According to the Christian Vision project, documenting the repressions against religious groups, 55 Christian priests have faced prosecution since 2020. The majority of them were Catholic.
The Belarusian Catholic Church defended the Belarusian people during the protests of 2020. Archbishop Tadeusz Kondrusiewicz addressed the authorities demanding to stop the violence and release all political prisoners detained during the protests.
In response, the Belarusian regime blocked Kondrusiewicz, a Belarusian citizen, from returning to the country until he resigned from his post. In 2021, the authorities seized his church.
Five Belarusian fighters killed in action in Ukraine
On July 31, two Belarusian formations within the Ukrainian army reported losses in their ranks.
Without publishing the names of those killed, Pahonia Detachment claimed one fighter was killed, and the Kastuś Kalinoŭski Regiment reported four Belarusians within the Litvin and Volat battalions killed in action.
Since the beginning of the Russian war against Ukraine, a reported 1,500 Belarusian volunteers have been fighting for Ukraine. Belarusian volunteers face imprisonment in Belarus, while Lukashenko's regime persecutes their friends and families.
The real independence day
The Spotlight segment provides readers with the historical context of contemporary events in Belarus.
On July 27, 1990, the Supreme Council (Viarkhouny Saviet) of the Belarusian Soviet Socialist Republic adopted the Declaration of State Sovereignty.
Although remaining a document with no legal power at the moment, the declaration was a crucial event in Belarusian history.
The document proclaimed the sovereignty of Belarus and proclaimed the supremacy of the republican laws over those of the Soviet, declaring that no political party or individual could speak on behalf of the people other than the elected local Supreme Council.
According to the document, Belarus obtained the right to have its own army and police, as well as an independent foreign policy.
Belarus was proclaimed a neutral and nuclear-free state.
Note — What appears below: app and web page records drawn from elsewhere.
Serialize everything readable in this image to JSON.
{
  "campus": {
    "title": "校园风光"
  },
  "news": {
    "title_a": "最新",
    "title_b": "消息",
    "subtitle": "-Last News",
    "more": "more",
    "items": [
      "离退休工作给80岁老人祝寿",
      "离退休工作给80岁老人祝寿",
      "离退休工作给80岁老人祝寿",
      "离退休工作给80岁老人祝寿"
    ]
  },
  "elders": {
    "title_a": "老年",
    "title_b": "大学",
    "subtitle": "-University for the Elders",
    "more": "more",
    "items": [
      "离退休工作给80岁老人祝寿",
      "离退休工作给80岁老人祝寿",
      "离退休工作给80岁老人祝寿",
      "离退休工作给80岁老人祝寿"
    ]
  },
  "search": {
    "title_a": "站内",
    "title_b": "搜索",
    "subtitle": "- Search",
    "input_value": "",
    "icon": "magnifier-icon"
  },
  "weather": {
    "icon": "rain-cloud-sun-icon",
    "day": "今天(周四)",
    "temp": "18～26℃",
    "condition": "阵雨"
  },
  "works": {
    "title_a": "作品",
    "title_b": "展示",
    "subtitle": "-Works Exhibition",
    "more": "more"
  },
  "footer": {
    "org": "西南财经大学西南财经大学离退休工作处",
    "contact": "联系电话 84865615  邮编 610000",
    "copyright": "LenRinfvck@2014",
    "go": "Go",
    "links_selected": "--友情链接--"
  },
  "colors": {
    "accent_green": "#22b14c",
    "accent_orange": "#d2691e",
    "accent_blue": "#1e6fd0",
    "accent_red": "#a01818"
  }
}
A significant role in the document's creation belonged to the Belarusian People's Front (BNF), a pro-independence organization set to spark a national revival in Belarus.
The organization managed to secure 27 seats in the 360-seated Supreme Council, thus forming a parliamentary fraction that advocated for an even more radical version of the declaration.
A year later, on Aug. 25, 1991, after an attempted coup in Moscow, the declaration was proclaimed the country's new constitution, formalizing the full independence of the sovereign Republic of Belarus.
Belarus celebrated its independence on July 27 for the next four years until Lukashenko proposed changing it to July 3, commemorating Minsk being liberated from Nazi Germany in 1944.